About Ryan Hollinger: Taking your favourite movies, games, art and entertainment and giving them the in-depth analytical treatment that both informs and delights, like licking the contents of an Oreo before eating the biscuit with your favourite tea or coffee, you self-indulgent git.
If you’ve been too timid to explore the terrifying riddle of It Follows because of the mixed reception it received, be bold, be brave, and check out the trailer and synopsis below.

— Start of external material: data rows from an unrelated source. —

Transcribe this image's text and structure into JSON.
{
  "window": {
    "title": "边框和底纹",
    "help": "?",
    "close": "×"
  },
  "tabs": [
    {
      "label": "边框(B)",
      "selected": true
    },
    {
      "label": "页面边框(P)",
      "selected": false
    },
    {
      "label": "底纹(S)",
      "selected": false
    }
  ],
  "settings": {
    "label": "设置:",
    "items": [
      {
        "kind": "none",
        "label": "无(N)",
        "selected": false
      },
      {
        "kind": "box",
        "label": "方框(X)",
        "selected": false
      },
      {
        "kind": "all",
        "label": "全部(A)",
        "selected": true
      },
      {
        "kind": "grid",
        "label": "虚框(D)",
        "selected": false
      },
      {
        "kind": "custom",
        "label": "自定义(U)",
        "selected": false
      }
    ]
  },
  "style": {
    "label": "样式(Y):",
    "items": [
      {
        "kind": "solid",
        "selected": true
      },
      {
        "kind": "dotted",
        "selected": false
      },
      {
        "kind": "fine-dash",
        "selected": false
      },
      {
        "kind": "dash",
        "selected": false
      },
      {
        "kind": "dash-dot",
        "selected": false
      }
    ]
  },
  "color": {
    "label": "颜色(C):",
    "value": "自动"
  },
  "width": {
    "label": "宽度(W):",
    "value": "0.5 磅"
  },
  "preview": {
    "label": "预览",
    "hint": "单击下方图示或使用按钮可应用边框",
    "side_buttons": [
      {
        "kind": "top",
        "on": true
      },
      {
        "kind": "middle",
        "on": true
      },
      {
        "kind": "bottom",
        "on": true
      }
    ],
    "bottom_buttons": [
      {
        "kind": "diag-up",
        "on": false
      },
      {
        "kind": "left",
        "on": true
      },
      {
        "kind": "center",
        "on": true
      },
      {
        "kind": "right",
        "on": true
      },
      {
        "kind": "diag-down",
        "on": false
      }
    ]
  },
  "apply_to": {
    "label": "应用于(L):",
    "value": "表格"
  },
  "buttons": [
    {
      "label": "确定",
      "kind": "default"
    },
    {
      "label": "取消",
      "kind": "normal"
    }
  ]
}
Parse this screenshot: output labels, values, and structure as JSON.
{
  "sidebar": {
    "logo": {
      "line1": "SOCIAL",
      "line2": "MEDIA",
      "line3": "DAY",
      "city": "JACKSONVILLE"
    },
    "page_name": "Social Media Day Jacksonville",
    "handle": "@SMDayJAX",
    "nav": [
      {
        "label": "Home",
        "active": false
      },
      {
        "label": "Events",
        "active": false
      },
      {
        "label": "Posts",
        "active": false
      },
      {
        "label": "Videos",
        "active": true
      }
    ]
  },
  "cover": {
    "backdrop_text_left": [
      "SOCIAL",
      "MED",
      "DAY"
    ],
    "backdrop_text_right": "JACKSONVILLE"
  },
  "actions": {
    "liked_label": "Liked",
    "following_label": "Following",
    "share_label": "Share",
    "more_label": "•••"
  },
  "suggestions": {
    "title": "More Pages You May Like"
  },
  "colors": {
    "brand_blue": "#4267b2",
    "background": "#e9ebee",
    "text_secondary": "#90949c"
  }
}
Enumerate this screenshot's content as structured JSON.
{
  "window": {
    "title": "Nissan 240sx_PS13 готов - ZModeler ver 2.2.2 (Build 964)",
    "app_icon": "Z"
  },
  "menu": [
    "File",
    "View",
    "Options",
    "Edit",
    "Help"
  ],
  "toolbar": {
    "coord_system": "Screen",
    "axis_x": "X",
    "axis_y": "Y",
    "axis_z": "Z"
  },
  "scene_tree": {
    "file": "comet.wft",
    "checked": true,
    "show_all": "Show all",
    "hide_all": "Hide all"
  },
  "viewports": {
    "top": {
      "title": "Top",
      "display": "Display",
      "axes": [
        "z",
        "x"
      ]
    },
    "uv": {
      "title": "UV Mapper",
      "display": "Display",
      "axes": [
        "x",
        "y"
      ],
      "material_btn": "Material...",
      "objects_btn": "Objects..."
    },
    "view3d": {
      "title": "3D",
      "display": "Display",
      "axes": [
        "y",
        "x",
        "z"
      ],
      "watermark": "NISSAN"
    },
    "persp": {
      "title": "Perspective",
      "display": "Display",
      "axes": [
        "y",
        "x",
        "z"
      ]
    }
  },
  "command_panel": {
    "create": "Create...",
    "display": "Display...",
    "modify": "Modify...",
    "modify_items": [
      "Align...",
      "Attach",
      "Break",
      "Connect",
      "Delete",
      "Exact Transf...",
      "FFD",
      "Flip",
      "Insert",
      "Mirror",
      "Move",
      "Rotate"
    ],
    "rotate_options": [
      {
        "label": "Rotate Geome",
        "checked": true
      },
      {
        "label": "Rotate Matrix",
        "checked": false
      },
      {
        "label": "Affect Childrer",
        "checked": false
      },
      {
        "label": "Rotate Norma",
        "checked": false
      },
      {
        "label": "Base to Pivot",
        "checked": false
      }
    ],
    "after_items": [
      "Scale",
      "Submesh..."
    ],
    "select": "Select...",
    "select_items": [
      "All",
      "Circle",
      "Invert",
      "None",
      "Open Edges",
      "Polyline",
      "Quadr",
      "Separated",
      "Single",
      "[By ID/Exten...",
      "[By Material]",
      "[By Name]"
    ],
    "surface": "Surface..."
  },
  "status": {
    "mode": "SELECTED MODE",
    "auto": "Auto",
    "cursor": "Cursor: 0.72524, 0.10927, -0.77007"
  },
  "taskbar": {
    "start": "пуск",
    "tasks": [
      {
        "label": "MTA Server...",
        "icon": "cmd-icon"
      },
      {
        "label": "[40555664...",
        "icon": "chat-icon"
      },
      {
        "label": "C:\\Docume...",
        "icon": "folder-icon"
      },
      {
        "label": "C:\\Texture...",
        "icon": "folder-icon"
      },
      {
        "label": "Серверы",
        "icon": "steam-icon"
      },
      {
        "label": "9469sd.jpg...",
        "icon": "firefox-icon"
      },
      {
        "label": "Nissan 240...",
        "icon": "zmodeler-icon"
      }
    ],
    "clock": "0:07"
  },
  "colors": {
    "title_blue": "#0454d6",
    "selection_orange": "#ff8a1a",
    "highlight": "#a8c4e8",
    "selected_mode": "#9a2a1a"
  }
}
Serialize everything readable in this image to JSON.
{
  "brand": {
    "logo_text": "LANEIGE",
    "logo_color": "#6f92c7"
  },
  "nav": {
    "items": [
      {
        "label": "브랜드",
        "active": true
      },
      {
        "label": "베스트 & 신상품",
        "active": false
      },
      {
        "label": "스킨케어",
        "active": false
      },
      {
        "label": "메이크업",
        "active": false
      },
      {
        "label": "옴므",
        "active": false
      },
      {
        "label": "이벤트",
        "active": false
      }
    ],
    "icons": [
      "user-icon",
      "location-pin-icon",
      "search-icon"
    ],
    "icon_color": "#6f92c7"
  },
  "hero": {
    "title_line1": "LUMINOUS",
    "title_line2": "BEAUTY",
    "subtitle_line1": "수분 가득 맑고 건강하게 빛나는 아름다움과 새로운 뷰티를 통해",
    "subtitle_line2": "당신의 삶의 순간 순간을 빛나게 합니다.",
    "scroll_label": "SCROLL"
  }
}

Official Synopsis: After carefree teenager, Jay (Maika Monroe) sleeps with her new boyfriend, Hugh (Jake Weary), for the first time, she learns that she is the latest recipient of a fatal curse that is passed from victim to victim via sexual intercourse. Death, Jay learns, will creep inexorably toward her as either a friend or a stranger. Jay’s friends don’t believe her seemingly paranoid ravings until they too begin to see the phantom assassins and band together to help her flee or defend herself.